* **PROBLEM TO WORK ON**
Return the data that follows exactly. Include every line.

* **EXERCISE MATERIAL**

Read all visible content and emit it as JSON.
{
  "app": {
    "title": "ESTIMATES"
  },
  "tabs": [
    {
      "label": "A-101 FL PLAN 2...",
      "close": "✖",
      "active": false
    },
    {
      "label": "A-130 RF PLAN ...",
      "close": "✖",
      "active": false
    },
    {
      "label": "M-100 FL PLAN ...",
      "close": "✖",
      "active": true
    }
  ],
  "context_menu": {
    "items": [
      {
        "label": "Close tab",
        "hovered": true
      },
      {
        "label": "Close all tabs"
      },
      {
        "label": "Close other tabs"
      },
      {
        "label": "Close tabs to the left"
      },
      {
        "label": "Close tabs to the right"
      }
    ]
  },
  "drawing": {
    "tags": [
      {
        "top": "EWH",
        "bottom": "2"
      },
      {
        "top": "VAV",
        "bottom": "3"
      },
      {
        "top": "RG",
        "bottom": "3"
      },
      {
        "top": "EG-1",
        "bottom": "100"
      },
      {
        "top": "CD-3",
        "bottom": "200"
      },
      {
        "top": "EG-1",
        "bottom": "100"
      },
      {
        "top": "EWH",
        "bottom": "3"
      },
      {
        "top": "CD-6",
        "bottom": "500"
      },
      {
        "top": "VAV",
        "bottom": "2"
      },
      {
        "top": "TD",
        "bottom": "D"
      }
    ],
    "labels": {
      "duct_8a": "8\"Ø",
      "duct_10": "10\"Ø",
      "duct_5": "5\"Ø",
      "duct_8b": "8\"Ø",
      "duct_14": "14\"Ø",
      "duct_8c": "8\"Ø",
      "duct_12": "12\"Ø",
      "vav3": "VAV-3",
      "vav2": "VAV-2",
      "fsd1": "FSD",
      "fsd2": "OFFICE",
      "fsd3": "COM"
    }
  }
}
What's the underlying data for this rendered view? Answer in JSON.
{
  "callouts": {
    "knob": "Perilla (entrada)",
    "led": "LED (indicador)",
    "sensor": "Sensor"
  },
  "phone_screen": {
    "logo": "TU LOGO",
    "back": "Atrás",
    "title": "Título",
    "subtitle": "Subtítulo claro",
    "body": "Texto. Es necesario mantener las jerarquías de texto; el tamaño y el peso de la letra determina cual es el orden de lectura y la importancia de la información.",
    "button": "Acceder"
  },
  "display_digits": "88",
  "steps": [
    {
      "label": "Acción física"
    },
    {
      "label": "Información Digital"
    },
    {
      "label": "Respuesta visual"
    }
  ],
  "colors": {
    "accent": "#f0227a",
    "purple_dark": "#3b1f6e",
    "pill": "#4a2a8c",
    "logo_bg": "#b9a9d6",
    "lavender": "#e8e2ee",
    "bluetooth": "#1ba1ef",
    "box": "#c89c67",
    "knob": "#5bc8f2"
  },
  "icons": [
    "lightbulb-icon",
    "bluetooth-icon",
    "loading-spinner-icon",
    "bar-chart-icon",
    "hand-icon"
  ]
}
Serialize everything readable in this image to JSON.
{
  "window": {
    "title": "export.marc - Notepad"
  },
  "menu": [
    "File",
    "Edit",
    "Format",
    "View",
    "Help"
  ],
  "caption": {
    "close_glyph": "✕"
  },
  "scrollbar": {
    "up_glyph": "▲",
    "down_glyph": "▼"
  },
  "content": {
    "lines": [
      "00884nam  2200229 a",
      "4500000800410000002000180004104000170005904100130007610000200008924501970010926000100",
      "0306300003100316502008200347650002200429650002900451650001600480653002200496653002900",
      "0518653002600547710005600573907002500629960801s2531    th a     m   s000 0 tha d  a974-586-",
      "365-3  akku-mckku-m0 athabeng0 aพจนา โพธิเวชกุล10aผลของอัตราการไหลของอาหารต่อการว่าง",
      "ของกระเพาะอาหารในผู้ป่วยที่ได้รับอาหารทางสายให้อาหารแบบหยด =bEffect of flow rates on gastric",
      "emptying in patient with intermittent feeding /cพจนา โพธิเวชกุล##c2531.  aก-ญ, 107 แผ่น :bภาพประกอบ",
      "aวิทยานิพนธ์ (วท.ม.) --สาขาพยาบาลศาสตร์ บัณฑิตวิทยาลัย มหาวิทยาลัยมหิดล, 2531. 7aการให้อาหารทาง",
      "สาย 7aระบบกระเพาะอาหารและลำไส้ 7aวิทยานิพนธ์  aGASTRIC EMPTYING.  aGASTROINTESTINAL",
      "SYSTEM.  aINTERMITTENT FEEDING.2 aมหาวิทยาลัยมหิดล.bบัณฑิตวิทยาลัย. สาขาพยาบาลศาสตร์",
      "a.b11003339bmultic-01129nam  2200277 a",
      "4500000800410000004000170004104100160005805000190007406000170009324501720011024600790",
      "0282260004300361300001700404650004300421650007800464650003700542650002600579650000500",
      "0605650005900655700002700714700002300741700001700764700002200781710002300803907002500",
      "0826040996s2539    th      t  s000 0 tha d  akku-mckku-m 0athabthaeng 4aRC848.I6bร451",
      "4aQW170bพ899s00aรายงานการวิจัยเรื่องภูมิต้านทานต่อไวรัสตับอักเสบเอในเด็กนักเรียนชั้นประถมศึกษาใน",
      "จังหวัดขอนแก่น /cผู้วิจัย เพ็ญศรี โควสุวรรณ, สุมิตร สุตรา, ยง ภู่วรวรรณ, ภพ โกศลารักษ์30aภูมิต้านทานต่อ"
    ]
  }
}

* **SOLUTION TO THIS PROBLEM**
Read all visible content and emit it as JSON.
{
  "app": {
    "title": "ESTIMATES"
  },
  "tabs": [
    {
      "label": "A-101 FL PLAN 2...",
      "close": "✖",
      "active": false
    },
    {
      "label": "A-130 RF PLAN ...",
      "close": "✖",
      "active": false
    },
    {
      "label": "M-100 FL PLAN ...",
      "close": "✖",
      "active": true
    }
  ],
  "context_menu": {
    "items": [
      {
        "label": "Close tab",
        "hovered": true
      },
      {
        "label": "Close all tabs"
      },
      {
        "label": "Close other tabs"
      },
      {
        "label": "Close tabs to the left"
      },
      {
        "label": "Close tabs to the right"
      }
    ]
  },
  "drawing": {
    "tags": [
      {
        "top": "EWH",
        "bottom": "2"
      },
      {
        "top": "VAV",
        "bottom": "3"
      },
      {
        "top": "RG",
        "bottom": "3"
      },
      {
        "top": "EG-1",
        "bottom": "100"
      },
      {
        "top": "CD-3",
        "bottom": "200"
      },
      {
        "top": "EG-1",
        "bottom": "100"
      },
      {
        "top": "EWH",
        "bottom": "3"
      },
      {
        "top": "CD-6",
        "bottom": "500"
      },
      {
        "top": "VAV",
        "bottom": "2"
      },
      {
        "top": "TD",
        "bottom": "D"
      }
    ],
    "labels": {
      "duct_8a": "8\"Ø",
      "duct_10": "10\"Ø",
      "duct_5": "5\"Ø",
      "duct_8b": "8\"Ø",
      "duct_14": "14\"Ø",
      "duct_8c": "8\"Ø",
      "duct_12": "12\"Ø",
      "vav3": "VAV-3",
      "vav2": "VAV-2",
      "fsd1": "FSD",
      "fsd2": "OFFICE",
      "fsd3": "COM"
    }
  }
}
What's the underlying data for this rendered view? Answer in JSON.
{
  "callouts": {
    "knob": "Perilla (entrada)",
    "led": "LED (indicador)",
    "sensor": "Sensor"
  },
  "phone_screen": {
    "logo": "TU LOGO",
    "back": "Atrás",
    "title": "Título",
    "subtitle": "Subtítulo claro",
    "body": "Texto. Es necesario mantener las jerarquías de texto; el tamaño y el peso de la letra determina cual es el orden de lectura y la importancia de la información.",
    "button": "Acceder"
  },
  "display_digits": "88",
  "steps": [
    {
      "label": "Acción física"
    },
    {
      "label": "Información Digital"
    },
    {
      "label": "Respuesta visual"
    }
  ],
  "colors": {
    "accent": "#f0227a",
    "purple_dark": "#3b1f6e",
    "pill": "#4a2a8c",
    "logo_bg": "#b9a9d6",
    "lavender": "#e8e2ee",
    "bluetooth": "#1ba1ef",
    "box": "#c89c67",
    "knob": "#5bc8f2"
  },
  "icons": [
    "lightbulb-icon",
    "bluetooth-icon",
    "loading-spinner-icon",
    "bar-chart-icon",
    "hand-icon"
  ]
}
Serialize everything readable in this image to JSON.
{
  "window": {
    "title": "export.marc - Notepad"
  },
  "menu": [
    "File",
    "Edit",
    "Format",
    "View",
    "Help"
  ],
  "caption": {
    "close_glyph": "✕"
  },
  "scrollbar": {
    "up_glyph": "▲",
    "down_glyph": "▼"
  },
  "content": {
    "lines": [
      "00884nam  2200229 a",
      "4500000800410000002000180004104000170005904100130007610000200008924501970010926000100",
      "0306300003100316502008200347650002200429650002900451650001600480653002200496653002900",
      "0518653002600547710005600573907002500629960801s2531    th a     m   s000 0 tha d  a974-586-",
      "365-3  akku-mckku-m0 athabeng0 aพจนา โพธิเวชกุล10aผลของอัตราการไหลของอาหารต่อการว่าง",
      "ของกระเพาะอาหารในผู้ป่วยที่ได้รับอาหารทางสายให้อาหารแบบหยด =bEffect of flow rates on gastric",
      "emptying in patient with intermittent feeding /cพจนา โพธิเวชกุล##c2531.  aก-ญ, 107 แผ่น :bภาพประกอบ",
      "aวิทยานิพนธ์ (วท.ม.) --สาขาพยาบาลศาสตร์ บัณฑิตวิทยาลัย มหาวิทยาลัยมหิดล, 2531. 7aการให้อาหารทาง",
      "สาย 7aระบบกระเพาะอาหารและลำไส้ 7aวิทยานิพนธ์  aGASTRIC EMPTYING.  aGASTROINTESTINAL",
      "SYSTEM.  aINTERMITTENT FEEDING.2 aมหาวิทยาลัยมหิดล.bบัณฑิตวิทยาลัย. สาขาพยาบาลศาสตร์",
      "a.b11003339bmultic-01129nam  2200277 a",
      "4500000800410000004000170004104100160005805000190007406000170009324501720011024600790",
      "0282260004300361300001700404650004300421650007800464650003700542650002600579650000500",
      "0605650005900655700002700714700002300741700001700764700002200781710002300803907002500",
      "0826040996s2539    th      t  s000 0 tha d  akku-mckku-m 0athabthaeng 4aRC848.I6bร451",
      "4aQW170bพ899s00aรายงานการวิจัยเรื่องภูมิต้านทานต่อไวรัสตับอักเสบเอในเด็กนักเรียนชั้นประถมศึกษาใน",
      "จังหวัดขอนแก่น /cผู้วิจัย เพ็ญศรี โควสุวรรณ, สุมิตร สุตรา, ยง ภู่วรวรรณ, ภพ โกศลารักษ์30aภูมิต้านทานต่อ"
    ]
  }
}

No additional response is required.